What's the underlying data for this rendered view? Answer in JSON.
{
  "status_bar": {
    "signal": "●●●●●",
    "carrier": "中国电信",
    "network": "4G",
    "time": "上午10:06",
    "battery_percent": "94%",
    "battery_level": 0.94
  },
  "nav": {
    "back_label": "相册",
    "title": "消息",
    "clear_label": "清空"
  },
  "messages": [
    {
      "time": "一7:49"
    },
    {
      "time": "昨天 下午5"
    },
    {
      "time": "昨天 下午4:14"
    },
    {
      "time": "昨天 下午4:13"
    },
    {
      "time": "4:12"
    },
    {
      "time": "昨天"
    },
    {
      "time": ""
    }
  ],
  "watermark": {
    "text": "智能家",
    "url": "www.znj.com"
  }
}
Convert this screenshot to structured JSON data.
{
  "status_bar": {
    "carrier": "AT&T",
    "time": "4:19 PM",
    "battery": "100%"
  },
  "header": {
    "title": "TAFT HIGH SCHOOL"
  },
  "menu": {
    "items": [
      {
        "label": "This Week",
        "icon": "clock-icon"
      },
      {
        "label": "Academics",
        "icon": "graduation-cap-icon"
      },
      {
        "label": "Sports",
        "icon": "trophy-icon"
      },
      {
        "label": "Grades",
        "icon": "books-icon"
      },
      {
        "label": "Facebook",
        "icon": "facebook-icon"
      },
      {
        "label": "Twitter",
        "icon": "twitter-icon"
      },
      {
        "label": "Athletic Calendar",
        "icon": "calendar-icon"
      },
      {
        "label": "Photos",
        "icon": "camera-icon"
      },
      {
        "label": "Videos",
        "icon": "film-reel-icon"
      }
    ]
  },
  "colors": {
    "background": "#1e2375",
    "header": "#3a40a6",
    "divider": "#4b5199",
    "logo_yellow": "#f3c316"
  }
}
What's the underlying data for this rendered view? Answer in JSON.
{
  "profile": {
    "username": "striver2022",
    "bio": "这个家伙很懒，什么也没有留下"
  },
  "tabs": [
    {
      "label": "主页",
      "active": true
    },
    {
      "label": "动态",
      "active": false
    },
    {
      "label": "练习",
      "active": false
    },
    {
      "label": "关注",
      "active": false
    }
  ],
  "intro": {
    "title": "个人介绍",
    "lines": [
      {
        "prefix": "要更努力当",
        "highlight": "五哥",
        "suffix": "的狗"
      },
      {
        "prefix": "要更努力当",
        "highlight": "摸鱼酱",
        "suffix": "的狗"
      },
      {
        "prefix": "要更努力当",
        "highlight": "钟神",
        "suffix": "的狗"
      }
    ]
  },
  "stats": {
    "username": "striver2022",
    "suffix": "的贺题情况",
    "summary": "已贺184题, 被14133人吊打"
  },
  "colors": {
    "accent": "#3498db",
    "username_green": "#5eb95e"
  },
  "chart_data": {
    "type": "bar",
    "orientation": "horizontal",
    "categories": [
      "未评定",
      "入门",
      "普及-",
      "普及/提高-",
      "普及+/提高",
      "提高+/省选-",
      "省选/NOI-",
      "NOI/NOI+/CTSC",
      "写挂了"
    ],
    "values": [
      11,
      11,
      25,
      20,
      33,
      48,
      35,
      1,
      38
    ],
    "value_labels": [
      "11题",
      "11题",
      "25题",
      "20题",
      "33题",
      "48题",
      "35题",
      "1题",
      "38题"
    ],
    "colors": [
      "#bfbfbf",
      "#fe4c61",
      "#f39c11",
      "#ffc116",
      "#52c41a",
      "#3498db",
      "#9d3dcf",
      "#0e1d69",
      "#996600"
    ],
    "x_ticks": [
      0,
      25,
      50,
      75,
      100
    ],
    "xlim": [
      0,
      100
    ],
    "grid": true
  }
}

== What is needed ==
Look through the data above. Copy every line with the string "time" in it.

== Result of the exercise ==
    "time": "上午10:06",
      "time": "一7:49"
      "time": "昨天 下午5"
      "time": "昨天 下午4:14"
      "time": "昨天 下午4:13"
      "time": "4:12"
      "time": "昨天"
      "time": ""
    "time": "4:19 PM",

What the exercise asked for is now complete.